I'm so in love with you/
So I thought I'd try something new/
And write a silly song about just what your smile can do/
But it's just not working out/
And now I'm having my doubts/
It seems that broken hearted love songs are what I'm all about
Funny stuff for sure, but in typical Mikey Erg fashion it absolutely tears your heart out. In the same manner, songs like “Saturday Night Crap-O-Rama”, “Everything Falls Apart (And More)”, and “Most Violent Rap Group” channel one young man’s excruciating heartache into music that’s emotionally charged yet incredibly fun listen to. “Pray for Rain”, for all the anguish it unleashes, is an utterly triumphant number, and one of the all-time great tracks to air-drum to while you’re operating a motor vehicle.

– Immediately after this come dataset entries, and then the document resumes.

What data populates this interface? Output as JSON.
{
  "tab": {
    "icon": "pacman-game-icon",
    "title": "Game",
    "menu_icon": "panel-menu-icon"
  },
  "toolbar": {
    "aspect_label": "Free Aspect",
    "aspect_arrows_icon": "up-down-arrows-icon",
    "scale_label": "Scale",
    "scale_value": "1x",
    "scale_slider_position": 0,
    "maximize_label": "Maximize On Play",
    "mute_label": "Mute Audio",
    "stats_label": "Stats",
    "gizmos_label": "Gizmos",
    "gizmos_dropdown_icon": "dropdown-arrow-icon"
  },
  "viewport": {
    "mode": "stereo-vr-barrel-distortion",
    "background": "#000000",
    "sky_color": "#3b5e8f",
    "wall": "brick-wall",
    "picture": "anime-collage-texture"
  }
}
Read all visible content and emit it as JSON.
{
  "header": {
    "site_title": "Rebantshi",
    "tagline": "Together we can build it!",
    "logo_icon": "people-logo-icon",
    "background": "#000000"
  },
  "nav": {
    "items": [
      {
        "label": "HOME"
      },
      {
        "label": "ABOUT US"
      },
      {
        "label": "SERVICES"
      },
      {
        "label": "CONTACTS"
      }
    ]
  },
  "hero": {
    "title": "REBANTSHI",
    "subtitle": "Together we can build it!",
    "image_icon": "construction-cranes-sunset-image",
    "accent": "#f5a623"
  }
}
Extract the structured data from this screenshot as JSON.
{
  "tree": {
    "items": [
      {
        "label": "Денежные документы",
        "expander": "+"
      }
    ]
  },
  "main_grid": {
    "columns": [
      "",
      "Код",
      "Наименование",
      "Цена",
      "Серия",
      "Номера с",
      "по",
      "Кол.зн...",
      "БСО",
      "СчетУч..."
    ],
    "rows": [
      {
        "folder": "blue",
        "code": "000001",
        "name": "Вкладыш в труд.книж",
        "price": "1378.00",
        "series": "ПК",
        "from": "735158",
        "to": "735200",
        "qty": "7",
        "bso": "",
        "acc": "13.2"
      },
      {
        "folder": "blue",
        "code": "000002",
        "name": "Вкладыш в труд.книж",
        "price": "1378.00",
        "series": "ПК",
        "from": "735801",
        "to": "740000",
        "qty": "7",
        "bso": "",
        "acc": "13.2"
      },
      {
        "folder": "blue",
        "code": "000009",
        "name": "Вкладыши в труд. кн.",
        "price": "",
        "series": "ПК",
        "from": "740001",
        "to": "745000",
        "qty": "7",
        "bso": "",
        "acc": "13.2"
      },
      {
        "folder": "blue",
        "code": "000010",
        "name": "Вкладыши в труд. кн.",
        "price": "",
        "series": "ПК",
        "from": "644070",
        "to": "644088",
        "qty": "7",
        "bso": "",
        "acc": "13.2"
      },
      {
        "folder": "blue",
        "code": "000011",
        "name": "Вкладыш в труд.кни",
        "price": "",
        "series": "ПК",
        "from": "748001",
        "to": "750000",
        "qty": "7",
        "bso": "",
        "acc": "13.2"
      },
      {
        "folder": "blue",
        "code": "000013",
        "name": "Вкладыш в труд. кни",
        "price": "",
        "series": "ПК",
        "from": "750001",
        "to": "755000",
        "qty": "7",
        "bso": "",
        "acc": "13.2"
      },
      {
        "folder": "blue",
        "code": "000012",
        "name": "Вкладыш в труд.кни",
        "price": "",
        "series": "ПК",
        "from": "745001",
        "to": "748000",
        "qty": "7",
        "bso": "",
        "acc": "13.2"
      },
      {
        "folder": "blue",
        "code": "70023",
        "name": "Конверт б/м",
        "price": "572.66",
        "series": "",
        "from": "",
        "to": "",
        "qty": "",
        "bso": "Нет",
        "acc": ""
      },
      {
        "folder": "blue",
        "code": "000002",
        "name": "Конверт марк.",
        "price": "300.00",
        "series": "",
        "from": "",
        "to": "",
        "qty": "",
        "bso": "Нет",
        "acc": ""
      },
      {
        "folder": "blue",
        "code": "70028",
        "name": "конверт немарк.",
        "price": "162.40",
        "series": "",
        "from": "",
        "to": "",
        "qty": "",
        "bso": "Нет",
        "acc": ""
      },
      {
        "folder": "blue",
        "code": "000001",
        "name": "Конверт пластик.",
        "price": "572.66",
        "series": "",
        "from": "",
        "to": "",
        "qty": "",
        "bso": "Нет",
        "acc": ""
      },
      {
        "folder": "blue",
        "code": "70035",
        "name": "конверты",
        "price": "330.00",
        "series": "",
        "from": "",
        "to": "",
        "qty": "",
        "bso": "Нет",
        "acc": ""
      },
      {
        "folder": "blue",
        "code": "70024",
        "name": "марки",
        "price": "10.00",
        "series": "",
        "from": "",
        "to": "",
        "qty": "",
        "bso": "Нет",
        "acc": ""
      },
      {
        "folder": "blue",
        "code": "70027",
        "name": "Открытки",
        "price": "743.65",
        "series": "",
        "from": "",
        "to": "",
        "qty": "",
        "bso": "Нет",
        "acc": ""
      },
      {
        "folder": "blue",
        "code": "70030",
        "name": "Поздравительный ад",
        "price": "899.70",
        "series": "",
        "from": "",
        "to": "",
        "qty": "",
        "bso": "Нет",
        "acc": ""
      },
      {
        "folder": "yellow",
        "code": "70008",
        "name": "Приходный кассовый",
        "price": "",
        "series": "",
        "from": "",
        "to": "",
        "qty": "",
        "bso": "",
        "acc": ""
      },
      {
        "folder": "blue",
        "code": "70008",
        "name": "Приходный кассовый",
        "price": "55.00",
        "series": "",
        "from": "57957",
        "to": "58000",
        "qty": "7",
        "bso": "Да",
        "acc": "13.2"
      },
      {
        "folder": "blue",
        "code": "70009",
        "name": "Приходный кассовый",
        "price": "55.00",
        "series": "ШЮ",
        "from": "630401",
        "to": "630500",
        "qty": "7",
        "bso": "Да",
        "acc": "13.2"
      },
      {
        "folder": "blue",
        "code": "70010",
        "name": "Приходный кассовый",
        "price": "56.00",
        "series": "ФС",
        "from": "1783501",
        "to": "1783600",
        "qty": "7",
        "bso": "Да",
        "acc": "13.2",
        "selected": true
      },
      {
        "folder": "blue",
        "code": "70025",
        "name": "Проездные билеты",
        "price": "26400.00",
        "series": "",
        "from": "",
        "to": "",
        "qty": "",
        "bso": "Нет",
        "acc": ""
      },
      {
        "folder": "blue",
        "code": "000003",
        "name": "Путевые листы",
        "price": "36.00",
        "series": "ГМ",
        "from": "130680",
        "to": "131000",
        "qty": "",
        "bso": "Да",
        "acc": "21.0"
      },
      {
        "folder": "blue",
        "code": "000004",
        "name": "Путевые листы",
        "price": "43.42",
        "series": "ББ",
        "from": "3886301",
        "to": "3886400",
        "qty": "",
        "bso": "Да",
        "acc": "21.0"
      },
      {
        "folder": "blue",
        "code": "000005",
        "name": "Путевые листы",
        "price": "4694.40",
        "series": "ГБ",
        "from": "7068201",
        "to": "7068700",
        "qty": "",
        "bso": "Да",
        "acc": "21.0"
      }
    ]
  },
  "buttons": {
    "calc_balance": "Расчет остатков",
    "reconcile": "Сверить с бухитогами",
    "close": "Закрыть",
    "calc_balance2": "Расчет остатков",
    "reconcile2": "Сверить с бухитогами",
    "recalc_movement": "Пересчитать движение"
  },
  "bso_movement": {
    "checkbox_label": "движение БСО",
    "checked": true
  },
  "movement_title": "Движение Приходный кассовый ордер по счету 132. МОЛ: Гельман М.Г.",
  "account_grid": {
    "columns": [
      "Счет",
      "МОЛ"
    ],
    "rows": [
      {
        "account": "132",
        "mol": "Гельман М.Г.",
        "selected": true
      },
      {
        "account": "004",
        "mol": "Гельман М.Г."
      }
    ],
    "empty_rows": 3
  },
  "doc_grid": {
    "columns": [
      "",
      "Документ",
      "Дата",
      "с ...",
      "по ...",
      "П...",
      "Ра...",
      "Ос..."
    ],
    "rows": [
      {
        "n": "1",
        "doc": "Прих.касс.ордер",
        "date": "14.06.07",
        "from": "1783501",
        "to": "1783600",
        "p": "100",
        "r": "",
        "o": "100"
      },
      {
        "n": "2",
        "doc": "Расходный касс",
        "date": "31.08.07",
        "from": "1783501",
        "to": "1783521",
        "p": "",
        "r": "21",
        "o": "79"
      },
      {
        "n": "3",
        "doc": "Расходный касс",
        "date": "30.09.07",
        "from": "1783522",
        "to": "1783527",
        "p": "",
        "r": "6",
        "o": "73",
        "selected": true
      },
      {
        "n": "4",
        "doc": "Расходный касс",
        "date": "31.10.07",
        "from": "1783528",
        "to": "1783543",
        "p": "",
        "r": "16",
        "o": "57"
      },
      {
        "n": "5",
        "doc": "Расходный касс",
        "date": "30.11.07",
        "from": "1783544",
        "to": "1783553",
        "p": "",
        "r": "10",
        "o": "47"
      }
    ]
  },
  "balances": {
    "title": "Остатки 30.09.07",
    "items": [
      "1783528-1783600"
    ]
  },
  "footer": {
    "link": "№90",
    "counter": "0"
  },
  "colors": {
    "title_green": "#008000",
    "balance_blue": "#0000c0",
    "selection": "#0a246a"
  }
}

You just can’t help pumping your fist and shouting along to that chorus: “And I!/Could write you the perfect song!” You don’t want to wish relationship woes on anyone, but if there’s a silver lining to Mikey Erg’s bad luck in love circa the early 2000s, it would be brilliant songs like this one. And the album is full of them! In the liner notes, my old friend Lew Houston perfectly sums up the thematic scope of Dorkrockcorkrod: “This is an album about girls, and showers, and new beginnings, and globes, and vampires. That leaves 12 songs about girls. A concept of sorts. Not a very complex one, but one nonetheless.”
The songs on Dorkrockcorkrod that are not about girls are no less essential to the flow and feel of this pop-punk classic. Joe Keller’s “Extra Medium” is like a “Turn on the News” for the Internet generation (“Please don’t turn on the TV/Or open the paper/’Cause the chances of tragedy/Are now part of the weather”). Jeff Schroeck takes the mic for his contributions “Fish Bulb” and “I Feel Better Tonight”, switching things up with his blunt vocal delivery and provocatively vague lyrics. And leave it to the Ergs to go ultra-obscure in cover song selection, having a go at “Vampire Party” by the Paul Roessler/Mike Watt collaboration Crimony. As a whole, it’s hard to find fault with Dorkrockcorkrod – every detour into hardcore thrash or experimental jazz doubling back to snappy power pop (“Rod Argent”) or hard-charging melodic punk (“180 Degree Emotional Ollie”). The general vibe is fast and fun, but it’s the variety that carries the day. It’s as if your favorite early ‘80s “post-hardcore” group stepped out of the pages of Our Band Could Be Your Life, hopped a time machine to 2002, and decided to show the pop-punk scene what it had been missing. The Ergs would go on to make much more great music, and individually they’ve carried on in terrific bands like Black Wine and the aforementioned Night Birds. But Dorkrockcorkrod was something special, and will likely forever remain my favorite thing that any of these three men have ever played on. Has it really been eight years? Damn!